With this clause in place, Garcia seems destined to gain a spot on Atlanta's Opening Day roster, unless he struggles throughout Spring Training and the Grapefruit League season.
If the Braves decide to put Garcia in their starting rotation to begin the year, Alex Wood could be utilized as a left-handed reliever during the season's early months. This would give the club a chance to moderate the workload of Wood, who will be on an innings limit as he progresses through his first full Major League season.
While Garcia's preference would be to serve as a starter, he said he would not object to beginning the year in the bullpen.
"I don't mind," Garcia said. "If I make the team, it's good. If I can help the team out of the bullpen, I'll be in the bullpen. I just want to pitch. I just feel like I'm not ready to go home yet."
After beginning last season in Baltimore's rotation, Garcia was sent to Triple-A Norfolk near the end of June. Two months later, the Braves acquired him in a trade and sent him to Triple-A Gwinnett for the final week of the International League season.
When Major League rosters expanded in September, Garcia joined Atlanta's pitching staff and quickly gained a spot in the rotation. His late-season success earned him a chance to square off against Clayton Kershaw and the Dodgers in Game 4 of the National League Division Series.
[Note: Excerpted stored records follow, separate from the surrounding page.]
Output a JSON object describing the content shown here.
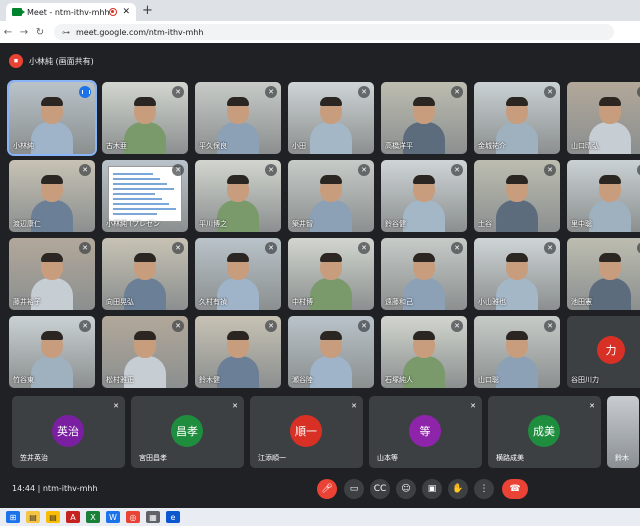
{
  "browser": {
    "tab_title": "Meet - ntm-ithv-mhh",
    "new_tab": "+",
    "url": "meet.google.com/ntm-ithv-mhh"
  },
  "presenting": {
    "label": "小林純 (画面共有)"
  },
  "participants": [
    {
      "name": "小林純",
      "row": 0
    },
    {
      "name": "古木亜",
      "row": 0
    },
    {
      "name": "平久保良",
      "row": 0
    },
    {
      "name": "小田",
      "row": 0
    },
    {
      "name": "高橋洋平",
      "row": 0
    },
    {
      "name": "金城祐介",
      "row": 0
    },
    {
      "name": "山口晴弘",
      "row": 0
    },
    {
      "name": "渡辺康仁",
      "row": 1
    },
    {
      "name": "小林純 (プレゼン",
      "row": 1
    },
    {
      "name": "平川博之",
      "row": 1
    },
    {
      "name": "築井智",
      "row": 1
    },
    {
      "name": "鈴谷健",
      "row": 1
    },
    {
      "name": "土谷",
      "row": 1
    },
    {
      "name": "里中聡",
      "row": 1
    },
    {
      "name": "藤井裕子",
      "row": 2
    },
    {
      "name": "向田晃弘",
      "row": 2
    },
    {
      "name": "久村有禎",
      "row": 2
    },
    {
      "name": "中村博",
      "row": 2
    },
    {
      "name": "遠藤和己",
      "row": 2
    },
    {
      "name": "小山雅也",
      "row": 2
    },
    {
      "name": "池田憲",
      "row": 2
    },
    {
      "name": "竹谷東",
      "row": 3
    },
    {
      "name": "松村雅正",
      "row": 3
    },
    {
      "name": "鈴木健",
      "row": 3
    },
    {
      "name": "瀬谷陸",
      "row": 3
    },
    {
      "name": "石塚純人",
      "row": 3
    },
    {
      "name": "山口聡",
      "row": 3
    },
    {
      "name": "谷田川力",
      "row": 3,
      "avatar": "力",
      "avatar_color": "#d93025"
    }
  ],
  "avatar_cards": [
    {
      "name": "笠井英治",
      "initials": "英治",
      "color": "#7b1fa2"
    },
    {
      "name": "宮田昌孝",
      "initials": "昌孝",
      "color": "#1e8e3e"
    },
    {
      "name": "江添順一",
      "initials": "順一",
      "color": "#d93025"
    },
    {
      "name": "山本等",
      "initials": "等",
      "color": "#8e24aa"
    },
    {
      "name": "横路成美",
      "initials": "成美",
      "color": "#1e8e3e"
    },
    {
      "name": "鈴木",
      "initials": "",
      "color": "#5f6368"
    }
  ],
  "meeting": {
    "time": "14:44",
    "separator": "|",
    "code": "ntm-ithv-mhh"
  },
  "icons": [
    "mic-off-icon",
    "camera-icon",
    "captions-icon",
    "emoji-icon",
    "present-icon",
    "hand-icon",
    "more-icon",
    "hangup-icon"
  ],
  "colors": {
    "meet_bg": "#202124",
    "tile_bg": "#3c4043",
    "danger": "#ea4335"
  }
}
After allowing two runs in six innings, Garcia was in line for the win until David Carpenter allowed Juan Uribe to hit a decisive go-ahead home run in the eighth inning.
"I really wanted to come back," Garcia said. "I've got an opportunity here."
Mark Bowman is a reporter for MLB.com. This story was not subject to the approval of Major League Baseball or its clubs.